I was born in Yangon in 1991 and when I was seven I moved with my mother to Bago to live with my grandmother. My father was a civil servant and stayed in Yangon. After school I used to enjoy playing football with my brothers and cousins, but my mother wouldn’t let me until I had finished studying.
When I was nine I started attending classes at the British Council. This meant travelling to Yangon three evenings a week. I loved my classes. They were totally different from my classes at the government school, where all the learning was by rote. I remember the things I studied out of interest, like a book on physics from the British Council. I don’t remember learning anything at my government school.
The other main difference was that at my government school you were discriminated against according to your family background. That didn’t happen at the British Council. Even if I was wearing the poorest clothes I would still be praised if I did well.
At home we didn’t discuss politics. We were an ordinary family, we just lived our lives. We were told not to talk about political things. My mother used to worry that sending me to the British Council meant that my father might lose his job.
There were only two TV channels. One was from the military and the other from the government, which was the same thing. We used to watch Chinese soap operas with Myanmar subtitles. Later, when the government changed, we could borrow taped Hollywood movies like Titanic.
I remember going to a public library in Bago. Most of the books were locked away and the only ones that were available for children to read were torn and dirty. When I started at the British Council I began to read more English books. Myanmar books were expensive to buy.
I graduated from high school in 2007, the year after I had finished at the British Council. My grades from both schools were good and I went to study medicine at university because my parents wanted me to.
One day we went on a field trip to a rural area. It was the first time I’d seen real poverty. I got more and more fascinated in social factors. That’s when I knew what I wanted to do. I wanted to do something about the systems.
I graduated in 2014. I decided to study International Health in Germany and won an IELTS scholarship. It was hard in the beginning. I had never learnt anything to do with research before. I went on to take two modules in health financing and health workforce, the two main building blocks of the health system. I’m interested in the issues we face around the world, especially in developing countries.
My studies were in English but outside I would speak in German. I already knew a bit of German from classes at the University of Foreign Languages and the Goethe Institut. I had also learned a little French. Learning these languages opened my mind because I saw the world not just through an English lens. I began to understand the different ways people think.
Before I left for Germany I’d never been on a plane before.

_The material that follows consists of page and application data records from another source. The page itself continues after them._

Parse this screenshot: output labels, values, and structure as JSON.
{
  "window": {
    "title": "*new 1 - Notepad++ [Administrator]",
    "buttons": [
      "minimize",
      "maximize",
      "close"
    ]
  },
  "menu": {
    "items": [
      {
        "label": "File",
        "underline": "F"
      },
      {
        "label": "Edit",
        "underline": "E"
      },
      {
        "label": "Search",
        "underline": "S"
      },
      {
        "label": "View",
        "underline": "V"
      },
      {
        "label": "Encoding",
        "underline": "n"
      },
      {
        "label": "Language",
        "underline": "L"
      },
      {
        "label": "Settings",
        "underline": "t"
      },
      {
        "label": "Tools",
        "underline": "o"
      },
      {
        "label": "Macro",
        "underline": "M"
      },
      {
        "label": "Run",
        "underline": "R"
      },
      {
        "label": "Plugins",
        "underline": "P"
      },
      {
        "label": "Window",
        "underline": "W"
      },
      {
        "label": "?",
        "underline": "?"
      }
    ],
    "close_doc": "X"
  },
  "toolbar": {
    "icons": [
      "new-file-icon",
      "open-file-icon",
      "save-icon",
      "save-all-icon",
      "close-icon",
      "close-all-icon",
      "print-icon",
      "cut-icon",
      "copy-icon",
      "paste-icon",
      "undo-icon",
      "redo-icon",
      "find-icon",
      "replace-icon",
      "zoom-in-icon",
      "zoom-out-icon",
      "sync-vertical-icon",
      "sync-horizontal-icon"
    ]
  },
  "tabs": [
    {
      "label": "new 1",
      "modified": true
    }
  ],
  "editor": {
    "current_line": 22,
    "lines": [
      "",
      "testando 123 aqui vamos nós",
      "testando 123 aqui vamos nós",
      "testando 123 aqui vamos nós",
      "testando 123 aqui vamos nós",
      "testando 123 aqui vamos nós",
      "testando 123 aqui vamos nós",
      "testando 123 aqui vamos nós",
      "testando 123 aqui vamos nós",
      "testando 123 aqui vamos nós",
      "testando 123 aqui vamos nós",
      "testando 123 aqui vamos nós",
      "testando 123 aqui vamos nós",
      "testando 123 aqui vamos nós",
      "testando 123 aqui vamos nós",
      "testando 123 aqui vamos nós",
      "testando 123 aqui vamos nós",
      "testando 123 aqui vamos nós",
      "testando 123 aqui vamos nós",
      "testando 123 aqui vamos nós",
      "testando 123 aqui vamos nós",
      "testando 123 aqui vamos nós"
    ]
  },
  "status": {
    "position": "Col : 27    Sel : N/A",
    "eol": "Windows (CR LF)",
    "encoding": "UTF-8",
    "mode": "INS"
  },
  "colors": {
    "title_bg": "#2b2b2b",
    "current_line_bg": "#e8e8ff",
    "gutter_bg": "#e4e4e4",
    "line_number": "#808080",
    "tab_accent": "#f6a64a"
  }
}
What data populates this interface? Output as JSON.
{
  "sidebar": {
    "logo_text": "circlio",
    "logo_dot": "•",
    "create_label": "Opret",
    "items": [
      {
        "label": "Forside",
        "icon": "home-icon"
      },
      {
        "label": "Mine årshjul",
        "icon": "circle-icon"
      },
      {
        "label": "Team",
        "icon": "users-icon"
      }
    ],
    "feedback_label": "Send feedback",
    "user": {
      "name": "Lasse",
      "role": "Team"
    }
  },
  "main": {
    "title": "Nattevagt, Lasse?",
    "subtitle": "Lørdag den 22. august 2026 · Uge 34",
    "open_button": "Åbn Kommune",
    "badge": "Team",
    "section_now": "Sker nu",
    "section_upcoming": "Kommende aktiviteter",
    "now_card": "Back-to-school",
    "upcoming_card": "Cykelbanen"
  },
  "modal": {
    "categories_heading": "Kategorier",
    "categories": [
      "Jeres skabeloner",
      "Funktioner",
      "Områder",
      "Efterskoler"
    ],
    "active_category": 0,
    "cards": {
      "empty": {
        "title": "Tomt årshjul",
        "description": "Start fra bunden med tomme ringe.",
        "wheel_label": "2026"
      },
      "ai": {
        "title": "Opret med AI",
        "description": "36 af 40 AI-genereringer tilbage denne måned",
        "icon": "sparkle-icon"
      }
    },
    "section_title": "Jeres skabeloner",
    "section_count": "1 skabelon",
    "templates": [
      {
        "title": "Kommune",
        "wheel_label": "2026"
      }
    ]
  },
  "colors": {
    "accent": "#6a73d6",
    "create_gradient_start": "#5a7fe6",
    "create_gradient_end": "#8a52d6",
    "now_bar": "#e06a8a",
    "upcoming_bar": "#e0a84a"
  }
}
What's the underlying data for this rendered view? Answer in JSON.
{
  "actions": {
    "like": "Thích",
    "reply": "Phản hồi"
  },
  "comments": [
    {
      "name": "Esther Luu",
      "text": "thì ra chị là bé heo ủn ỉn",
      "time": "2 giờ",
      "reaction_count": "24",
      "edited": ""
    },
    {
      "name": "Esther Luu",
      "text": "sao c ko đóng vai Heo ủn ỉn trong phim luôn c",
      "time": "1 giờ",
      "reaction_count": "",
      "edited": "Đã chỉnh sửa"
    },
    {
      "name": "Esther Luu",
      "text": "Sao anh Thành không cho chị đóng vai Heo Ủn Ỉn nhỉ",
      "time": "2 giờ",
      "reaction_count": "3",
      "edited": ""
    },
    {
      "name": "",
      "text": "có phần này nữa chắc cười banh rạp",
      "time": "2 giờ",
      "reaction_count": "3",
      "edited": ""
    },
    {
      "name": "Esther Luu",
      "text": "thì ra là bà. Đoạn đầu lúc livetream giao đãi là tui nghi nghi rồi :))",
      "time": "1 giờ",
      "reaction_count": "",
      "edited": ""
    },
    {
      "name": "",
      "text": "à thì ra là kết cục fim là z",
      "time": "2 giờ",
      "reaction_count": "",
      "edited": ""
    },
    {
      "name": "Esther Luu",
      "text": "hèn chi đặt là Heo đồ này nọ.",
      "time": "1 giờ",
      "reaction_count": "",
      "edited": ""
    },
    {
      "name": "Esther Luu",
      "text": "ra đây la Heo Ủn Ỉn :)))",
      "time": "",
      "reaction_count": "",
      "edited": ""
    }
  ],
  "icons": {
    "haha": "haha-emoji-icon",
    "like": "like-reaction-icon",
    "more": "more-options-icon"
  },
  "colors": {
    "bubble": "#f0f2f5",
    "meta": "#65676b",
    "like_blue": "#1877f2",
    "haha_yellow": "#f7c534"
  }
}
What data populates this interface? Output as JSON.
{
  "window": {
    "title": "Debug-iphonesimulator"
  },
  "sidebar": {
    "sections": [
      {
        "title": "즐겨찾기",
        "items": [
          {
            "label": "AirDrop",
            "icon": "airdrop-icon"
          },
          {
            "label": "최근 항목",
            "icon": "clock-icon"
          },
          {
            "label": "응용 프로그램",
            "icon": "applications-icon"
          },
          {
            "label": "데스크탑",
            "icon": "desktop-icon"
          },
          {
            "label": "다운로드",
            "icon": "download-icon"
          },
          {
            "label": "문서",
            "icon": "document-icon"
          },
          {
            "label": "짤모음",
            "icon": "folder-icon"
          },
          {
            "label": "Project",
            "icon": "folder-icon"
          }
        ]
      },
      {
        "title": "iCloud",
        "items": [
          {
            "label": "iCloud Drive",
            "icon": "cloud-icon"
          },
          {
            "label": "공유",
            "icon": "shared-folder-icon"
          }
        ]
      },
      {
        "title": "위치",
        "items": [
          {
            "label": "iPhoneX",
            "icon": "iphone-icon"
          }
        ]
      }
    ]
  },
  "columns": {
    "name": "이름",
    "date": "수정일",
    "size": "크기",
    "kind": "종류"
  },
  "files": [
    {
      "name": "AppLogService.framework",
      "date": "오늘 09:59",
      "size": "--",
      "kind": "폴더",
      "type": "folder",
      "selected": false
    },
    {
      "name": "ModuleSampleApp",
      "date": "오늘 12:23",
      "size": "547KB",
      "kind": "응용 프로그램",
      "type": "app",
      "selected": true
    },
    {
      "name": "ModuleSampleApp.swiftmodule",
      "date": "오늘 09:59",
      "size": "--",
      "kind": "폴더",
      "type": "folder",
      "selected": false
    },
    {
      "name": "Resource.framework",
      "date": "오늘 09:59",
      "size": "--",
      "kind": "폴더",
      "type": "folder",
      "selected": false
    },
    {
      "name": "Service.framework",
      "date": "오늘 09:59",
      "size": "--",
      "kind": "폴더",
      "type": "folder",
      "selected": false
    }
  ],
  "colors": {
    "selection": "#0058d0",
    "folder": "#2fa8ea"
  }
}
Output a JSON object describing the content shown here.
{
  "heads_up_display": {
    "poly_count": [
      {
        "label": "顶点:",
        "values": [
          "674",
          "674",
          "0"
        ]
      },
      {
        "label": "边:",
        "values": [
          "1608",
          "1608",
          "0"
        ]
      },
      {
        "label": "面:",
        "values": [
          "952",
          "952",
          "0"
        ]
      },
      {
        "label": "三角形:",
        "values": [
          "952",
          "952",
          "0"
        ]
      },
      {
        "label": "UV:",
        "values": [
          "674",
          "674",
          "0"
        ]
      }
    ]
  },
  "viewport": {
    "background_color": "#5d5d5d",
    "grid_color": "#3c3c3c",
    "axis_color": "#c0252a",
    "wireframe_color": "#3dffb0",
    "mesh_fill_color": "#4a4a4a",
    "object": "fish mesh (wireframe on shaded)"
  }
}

Now I’ve travelled all over Europe. I love travelling. There’s one German word I love: ‘Fernweh’, which is the opposite of homesickness. I feel that all the time. The only thing close to travelling would be reading. But when you’re reading you don’t really see things for yourself. When you’re travelling you really learn from being in that environment, the social interactions on the way.
Now I’m doing an internship on Health Policy and Planning in the Karen Department of Health and Welfare in Mae Sot. After Mae Sot I will need another eight months of work experience to graduate. I really want exposure to other ethnic people in the country.
My vision to reform the healthcare system in Myanmar hasn’t changed since my undergraduate studies but my approach might be different. I’m still discovering my strengths. I also don’t know how to bring my studies abroad into the government system. If there is no mechanism for me to work inside the system then there will be other opportunities with NGOs and international agencies. I just want to work where I can make a difference.
If I could work as an advisor then that’s what I would ideally love to do. I honestly don’t understand the political power struggles that take place, not just in Myanmar but everywhere. I don’t understand how people love to hold onto power while ignoring the situation of people on the ground. But if there’s no leadership then I would do whatever needs to be done.
I think my parents are proud of me but my mum still wants me to do clinical work as a back up plan. But you can’t do clinical work as a back up plan, you have to devote yourself to it. I keep telling my mum that to improve public health you need to get to the root causes.
You can give a patient paracetamol but you can’t use it to treat poverty.